** Opening MATERIAL SHOWN block **

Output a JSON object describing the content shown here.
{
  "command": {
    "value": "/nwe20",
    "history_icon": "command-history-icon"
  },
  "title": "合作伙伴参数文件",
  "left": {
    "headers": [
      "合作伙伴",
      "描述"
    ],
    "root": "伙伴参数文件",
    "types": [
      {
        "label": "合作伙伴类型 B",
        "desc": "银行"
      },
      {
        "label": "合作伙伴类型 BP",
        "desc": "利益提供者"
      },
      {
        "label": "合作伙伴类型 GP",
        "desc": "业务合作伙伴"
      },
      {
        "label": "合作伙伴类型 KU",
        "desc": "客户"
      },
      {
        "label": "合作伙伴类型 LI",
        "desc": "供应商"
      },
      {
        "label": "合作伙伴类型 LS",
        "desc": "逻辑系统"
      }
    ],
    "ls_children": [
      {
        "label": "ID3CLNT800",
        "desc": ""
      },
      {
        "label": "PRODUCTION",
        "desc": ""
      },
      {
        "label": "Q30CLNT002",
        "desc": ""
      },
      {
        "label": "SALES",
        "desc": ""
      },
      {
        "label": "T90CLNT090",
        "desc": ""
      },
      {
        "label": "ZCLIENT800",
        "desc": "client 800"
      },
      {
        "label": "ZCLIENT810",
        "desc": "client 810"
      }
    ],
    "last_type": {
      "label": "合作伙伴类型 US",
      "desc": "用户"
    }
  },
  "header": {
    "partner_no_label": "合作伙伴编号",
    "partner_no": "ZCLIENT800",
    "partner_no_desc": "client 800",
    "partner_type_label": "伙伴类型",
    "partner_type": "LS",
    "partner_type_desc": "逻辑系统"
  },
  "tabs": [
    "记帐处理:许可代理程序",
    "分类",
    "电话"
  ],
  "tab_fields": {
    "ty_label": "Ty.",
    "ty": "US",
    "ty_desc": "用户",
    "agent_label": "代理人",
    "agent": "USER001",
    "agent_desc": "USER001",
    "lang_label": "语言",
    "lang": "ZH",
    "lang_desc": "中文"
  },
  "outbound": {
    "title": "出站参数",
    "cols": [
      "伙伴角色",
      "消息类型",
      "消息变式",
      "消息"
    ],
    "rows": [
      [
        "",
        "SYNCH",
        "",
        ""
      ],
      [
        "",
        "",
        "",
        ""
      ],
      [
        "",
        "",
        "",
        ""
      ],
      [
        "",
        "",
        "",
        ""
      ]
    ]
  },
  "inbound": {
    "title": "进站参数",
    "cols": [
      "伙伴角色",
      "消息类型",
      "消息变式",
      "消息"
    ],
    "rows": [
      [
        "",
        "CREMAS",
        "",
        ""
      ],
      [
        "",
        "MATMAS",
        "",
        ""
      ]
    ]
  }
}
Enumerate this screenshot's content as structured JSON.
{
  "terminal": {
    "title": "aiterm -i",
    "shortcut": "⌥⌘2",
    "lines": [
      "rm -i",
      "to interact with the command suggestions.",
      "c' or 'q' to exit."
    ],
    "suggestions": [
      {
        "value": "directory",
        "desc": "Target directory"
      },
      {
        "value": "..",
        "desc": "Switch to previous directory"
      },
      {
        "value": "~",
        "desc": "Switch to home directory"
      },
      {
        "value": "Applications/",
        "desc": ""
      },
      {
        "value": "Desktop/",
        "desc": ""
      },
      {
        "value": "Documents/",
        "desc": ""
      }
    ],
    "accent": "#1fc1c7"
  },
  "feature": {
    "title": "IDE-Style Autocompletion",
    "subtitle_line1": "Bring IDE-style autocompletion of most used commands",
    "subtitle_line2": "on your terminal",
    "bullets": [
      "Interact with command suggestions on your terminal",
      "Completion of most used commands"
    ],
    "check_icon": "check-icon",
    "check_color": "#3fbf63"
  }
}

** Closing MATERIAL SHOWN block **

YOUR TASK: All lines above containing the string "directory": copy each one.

SOLVED EXERCISE:
        "value": "directory",
        "desc": "Target directory"
        "desc": "Switch to previous directory"
        "desc": "Switch to home directory"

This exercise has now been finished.